| Assignment |
What lines in the records include the string "bottle"? Return each one.

***** Information given

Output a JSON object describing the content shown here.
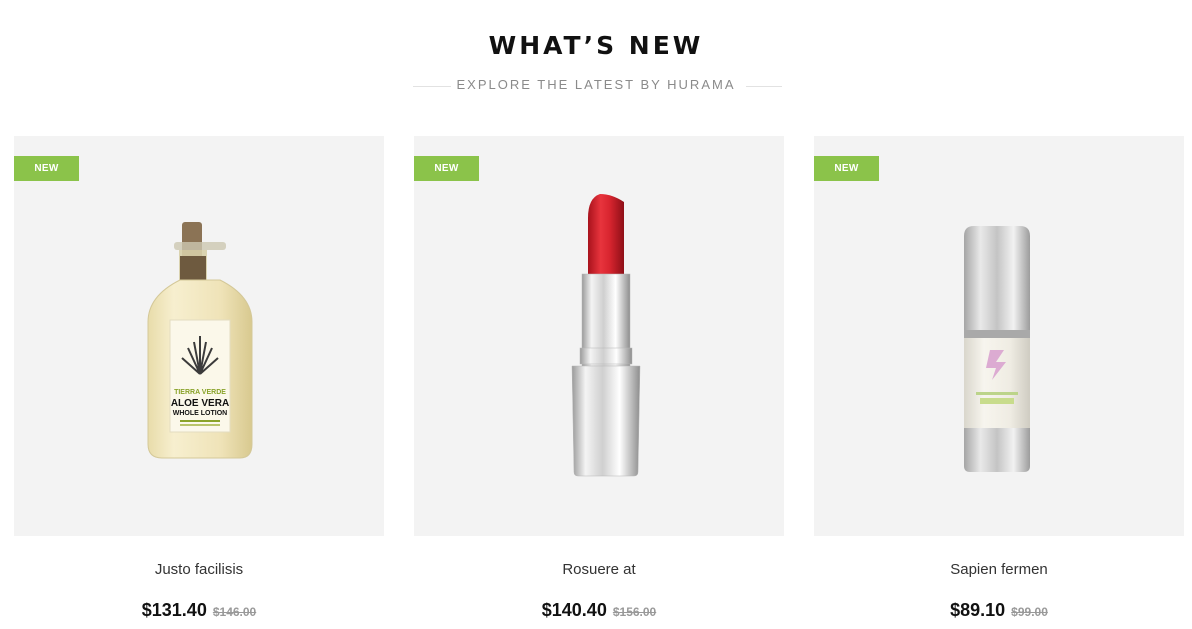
{
  "section": {
    "title": "WHAT’S NEW",
    "subtitle": "EXPLORE THE LATEST BY HURAMA"
  },
  "products": [
    {
      "badge": "NEW",
      "name": "Justo facilisis",
      "price": "$131.40",
      "old_price": "$146.00",
      "image": "aloe-vera-lotion-bottle",
      "label": {
        "brand": "TIERRA VERDE",
        "title_line1": "ALOE VERA",
        "title_line2": "WHOLE LOTION"
      }
    },
    {
      "badge": "NEW",
      "name": "Rosuere at",
      "price": "$140.40",
      "old_price": "$156.00",
      "image": "red-lipstick"
    },
    {
      "badge": "NEW",
      "name": "Sapien fermen",
      "price": "$89.10",
      "old_price": "$99.00",
      "image": "silver-pump-serum-bottle"
    }
  ],
  "colors": {
    "badge": "#8bc34a",
    "card_bg": "#f3f3f3",
    "lipstick_red": "#d8252f"
  }
}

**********

| Solution for this exercise |
      "image": "aloe-vera-lotion-bottle",
      "image": "silver-pump-serum-bottle"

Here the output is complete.